__Data shown__
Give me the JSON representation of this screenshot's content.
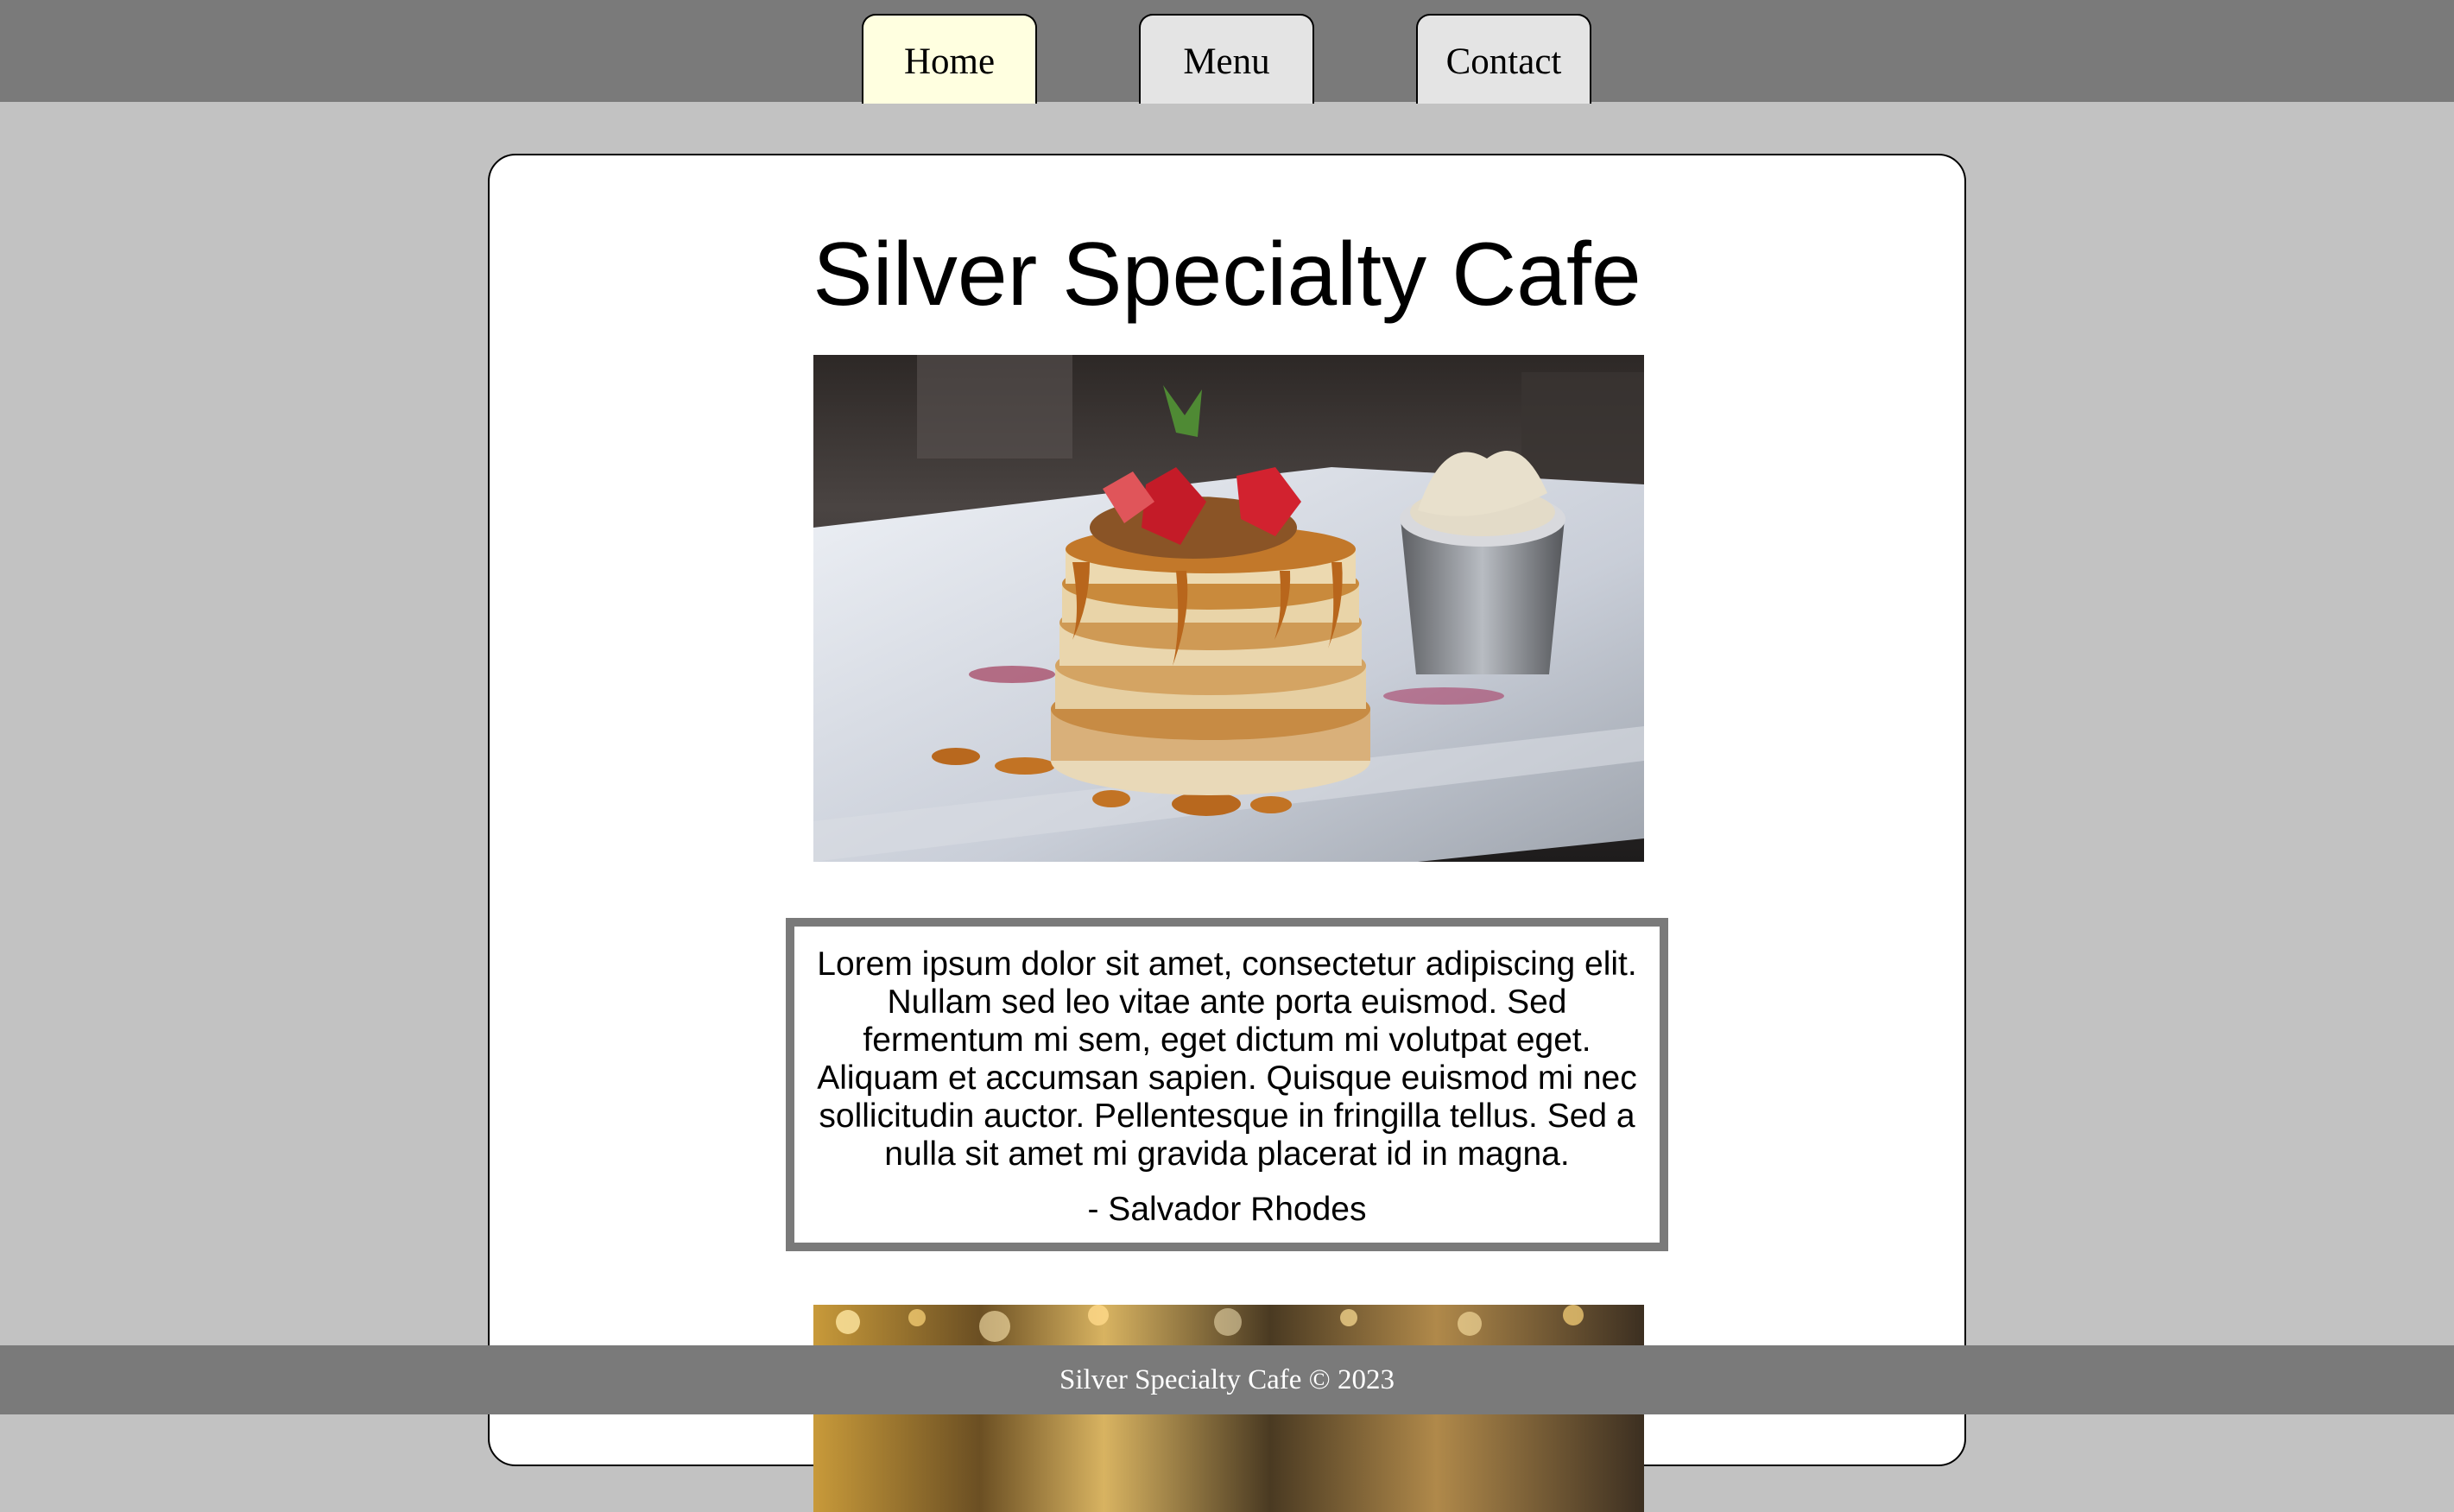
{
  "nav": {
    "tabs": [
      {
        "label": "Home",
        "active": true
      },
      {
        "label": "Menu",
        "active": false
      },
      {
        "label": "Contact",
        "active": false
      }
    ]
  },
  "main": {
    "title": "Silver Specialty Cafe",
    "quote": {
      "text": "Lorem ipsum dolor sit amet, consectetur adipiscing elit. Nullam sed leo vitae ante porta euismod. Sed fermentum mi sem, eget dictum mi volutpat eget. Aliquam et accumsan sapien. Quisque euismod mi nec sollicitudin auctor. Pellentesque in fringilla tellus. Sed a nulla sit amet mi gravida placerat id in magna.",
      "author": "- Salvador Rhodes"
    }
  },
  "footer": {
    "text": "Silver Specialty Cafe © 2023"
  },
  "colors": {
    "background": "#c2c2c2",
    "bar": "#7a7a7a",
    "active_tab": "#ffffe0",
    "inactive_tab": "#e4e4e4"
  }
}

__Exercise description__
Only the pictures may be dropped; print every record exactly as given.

__Response to this task__
Give me the JSON representation of this screenshot's content.
{
  "nav": {
    "tabs": [
      {
        "label": "Home",
        "active": true
      },
      {
        "label": "Menu",
        "active": false
      },
      {
        "label": "Contact",
        "active": false
      }
    ]
  },
  "main": {
    "title": "Silver Specialty Cafe",
    "quote": {
      "text": "Lorem ipsum dolor sit amet, consectetur adipiscing elit. Nullam sed leo vitae ante porta euismod. Sed fermentum mi sem, eget dictum mi volutpat eget. Aliquam et accumsan sapien. Quisque euismod mi nec sollicitudin auctor. Pellentesque in fringilla tellus. Sed a nulla sit amet mi gravida placerat id in magna.",
      "author": "- Salvador Rhodes"
    }
  },
  "footer": {
    "text": "Silver Specialty Cafe © 2023"
  },
  "colors": {
    "background": "#c2c2c2",
    "bar": "#7a7a7a",
    "active_tab": "#ffffe0",
    "inactive_tab": "#e4e4e4"
  }
}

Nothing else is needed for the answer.